HOLISMOKES. VII. Time-delay measurement of strongly lensed SNe Ia using machine learning

We present two machine learning approaches to measure time delays in LSNe Ia, namely, a fully connected neural network (FCNN) with two hidden layers and a Random Forest (RF; Breiman 2001). For the training of the FCNN and the RF, we simulate mock LSNe Ia from theoretical SN Ia models (Nomoto et al. 1984; Sim et al. 2010; Pakmor et al. 2012; Seitenzahl et al. 2013), where synthetic observables have been calculated using ARTIS (Kromer & Sim 2009). Further, we include observational noise (LSST Science Collaboration 2009) and microlensing (Yahalomi et al. 2017; Goldstein et al. 2018; Foxley-Marrable et al. 2018; Huber et al. 2019; Pierel & Rodney 2019; Huber et al. 2020) using GERLUMPH (Vernardos et al. 2015) in our SN Ia light curves.

We test the generalizability of the machine learning models, by using a final test set based on empirical LSN Ia light curves from the SNEMO15 model (Saunders et al. 2018) not used in the training process, and we find that only the RF provides low enough bias to achieve precision cosmology, which is therefore preferred to our FCNN approach for applications to real systems.

For the RF with single-band photometry in the i-band, we obtain an accuracy better than 1% in all investigated cases for time delays longer than 15 days, assuming follow-up observations with a 5σ point-source depth of 24.7, a two day cadence with a few random gaps and a detection of the LSNe Ia 8 to 10 days before peak in the observer frame. In terms of precision, we can achieve under the same assumptions on the i band ~1.5 days uncertainty for a typical source redshift of ~0.8.

To improve the measurement we find that three bands, where we train a RF for each band separately and combine them afterwards, help to reduce the uncertainty to ~1.0 day. The three most promising filters to target are g,r, and i for zs ≤ 0.6 and r,i, and z for zs ≥ 0.6, where we aim for a single-epoch 5σ depth of at least 25.7, 25.3, 24.7, 23.8 for g,r,i, and z. The dominant source of uncertainty is the observational noise and therefore the depth is an especially important factor when follow-up observations are triggered.

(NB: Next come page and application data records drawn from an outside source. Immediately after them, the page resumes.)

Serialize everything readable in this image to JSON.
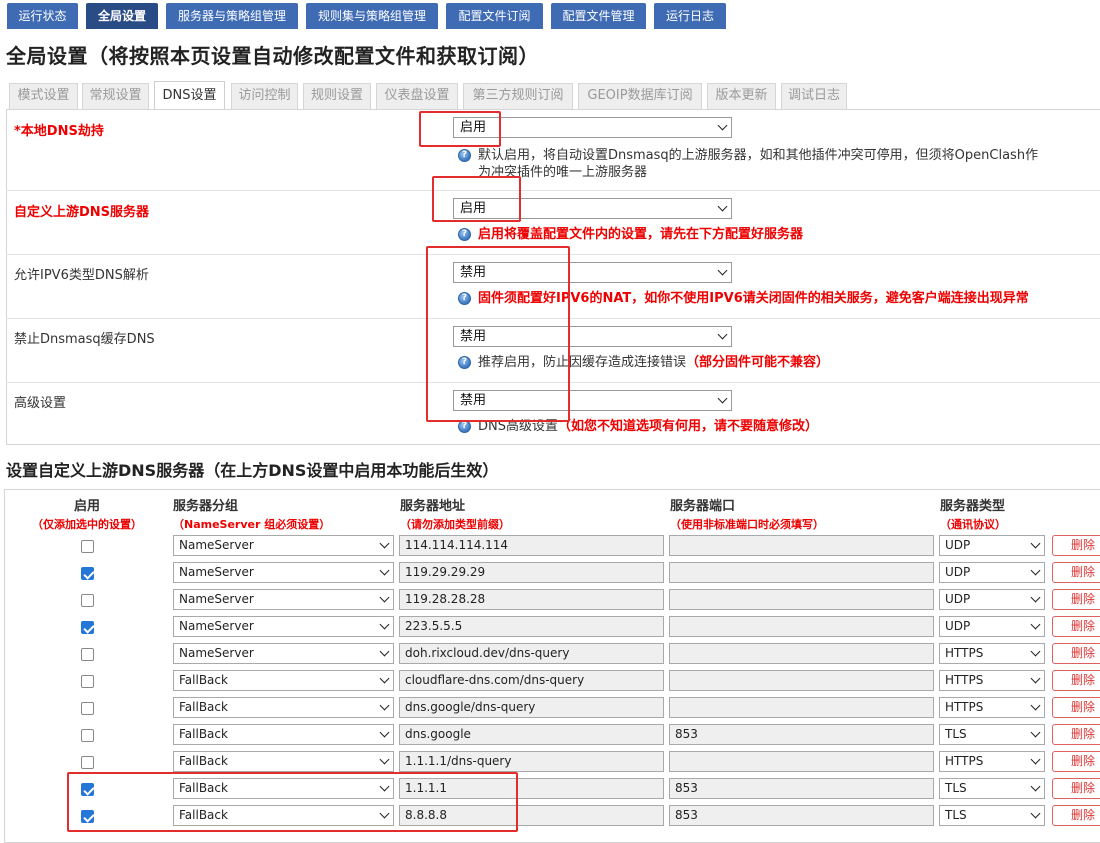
{
  "top_nav": [
    {
      "label": "运行状态",
      "active": false
    },
    {
      "label": "全局设置",
      "active": true
    },
    {
      "label": "服务器与策略组管理",
      "active": false
    },
    {
      "label": "规则集与策略组管理",
      "active": false
    },
    {
      "label": "配置文件订阅",
      "active": false
    },
    {
      "label": "配置文件管理",
      "active": false
    },
    {
      "label": "运行日志",
      "active": false
    }
  ],
  "page_title": "全局设置（将按照本页设置自动修改配置文件和获取订阅）",
  "sub_tabs": [
    {
      "label": "模式设置",
      "active": false
    },
    {
      "label": "常规设置",
      "active": false
    },
    {
      "label": "DNS设置",
      "active": true
    },
    {
      "label": "访问控制",
      "active": false
    },
    {
      "label": "规则设置",
      "active": false
    },
    {
      "label": "仪表盘设置",
      "active": false
    },
    {
      "label": "第三方规则订阅",
      "active": false
    },
    {
      "label": "GEOIP数据库订阅",
      "active": false
    },
    {
      "label": "版本更新",
      "active": false
    },
    {
      "label": "调试日志",
      "active": false
    }
  ],
  "settings": [
    {
      "label": "*本地DNS劫持",
      "value": "启用",
      "note_line1": "默认启用，将自动设置Dnsmasq的上游服务器，如和其他插件冲突可停用，但须将OpenClash作",
      "note_line2": "为冲突插件的唯一上游服务器"
    },
    {
      "label": "自定义上游DNS服务器",
      "value": "启用",
      "note": "启用将覆盖配置文件内的设置，请先在下方配置好服务器"
    },
    {
      "label": "允许IPV6类型DNS解析",
      "value": "禁用",
      "note": "固件须配置好IPV6的NAT，如你不使用IPV6请关闭固件的相关服务，避免客户端连接出现异常"
    },
    {
      "label": "禁止Dnsmasq缓存DNS",
      "value": "禁用",
      "note": "推荐启用，防止因缓存造成连接错误",
      "note_red": "（部分固件可能不兼容）"
    },
    {
      "label": "高级设置",
      "value": "禁用",
      "note": "DNS高级设置",
      "note_red": "（如您不知道选项有何用，请不要随意修改）"
    }
  ],
  "section_title": "设置自定义上游DNS服务器（在上方DNS设置中启用本功能后生效）",
  "table": {
    "headers": [
      {
        "title": "启用",
        "sub": "（仅添加选中的设置）"
      },
      {
        "title": "服务器分组",
        "sub": "（NameServer 组必须设置）"
      },
      {
        "title": "服务器地址",
        "sub": "（请勿添加类型前缀）"
      },
      {
        "title": "服务器端口",
        "sub": "（使用非标准端口时必须填写）"
      },
      {
        "title": "服务器类型",
        "sub": "（通讯协议）"
      }
    ],
    "delete_label": "删除",
    "rows": [
      {
        "enabled": false,
        "group": "NameServer",
        "address": "114.114.114.114",
        "port": "",
        "type": "UDP"
      },
      {
        "enabled": true,
        "group": "NameServer",
        "address": "119.29.29.29",
        "port": "",
        "type": "UDP"
      },
      {
        "enabled": false,
        "group": "NameServer",
        "address": "119.28.28.28",
        "port": "",
        "type": "UDP"
      },
      {
        "enabled": true,
        "group": "NameServer",
        "address": "223.5.5.5",
        "port": "",
        "type": "UDP"
      },
      {
        "enabled": false,
        "group": "NameServer",
        "address": "doh.rixcloud.dev/dns-query",
        "port": "",
        "type": "HTTPS"
      },
      {
        "enabled": false,
        "group": "FallBack",
        "address": "cloudflare-dns.com/dns-query",
        "port": "",
        "type": "HTTPS"
      },
      {
        "enabled": false,
        "group": "FallBack",
        "address": "dns.google/dns-query",
        "port": "",
        "type": "HTTPS"
      },
      {
        "enabled": false,
        "group": "FallBack",
        "address": "dns.google",
        "port": "853",
        "type": "TLS"
      },
      {
        "enabled": false,
        "group": "FallBack",
        "address": "1.1.1.1/dns-query",
        "port": "",
        "type": "HTTPS"
      },
      {
        "enabled": true,
        "group": "FallBack",
        "address": "1.1.1.1",
        "port": "853",
        "type": "TLS"
      },
      {
        "enabled": true,
        "group": "FallBack",
        "address": "8.8.8.8",
        "port": "853",
        "type": "TLS"
      }
    ]
  },
  "colors": {
    "nav_bg": "#3f6bb5",
    "nav_active": "#2a4c86",
    "warning_red": "#e00000",
    "annotation_red": "#e52c2c",
    "checkbox_blue": "#2477d6"
  }
}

The weakness of this approach is that we need to train a ML model for each observed LSNe Ia individually, but the advantage is that we can train our model very specifically for the observation pattern, noise and microlensing uncertainties.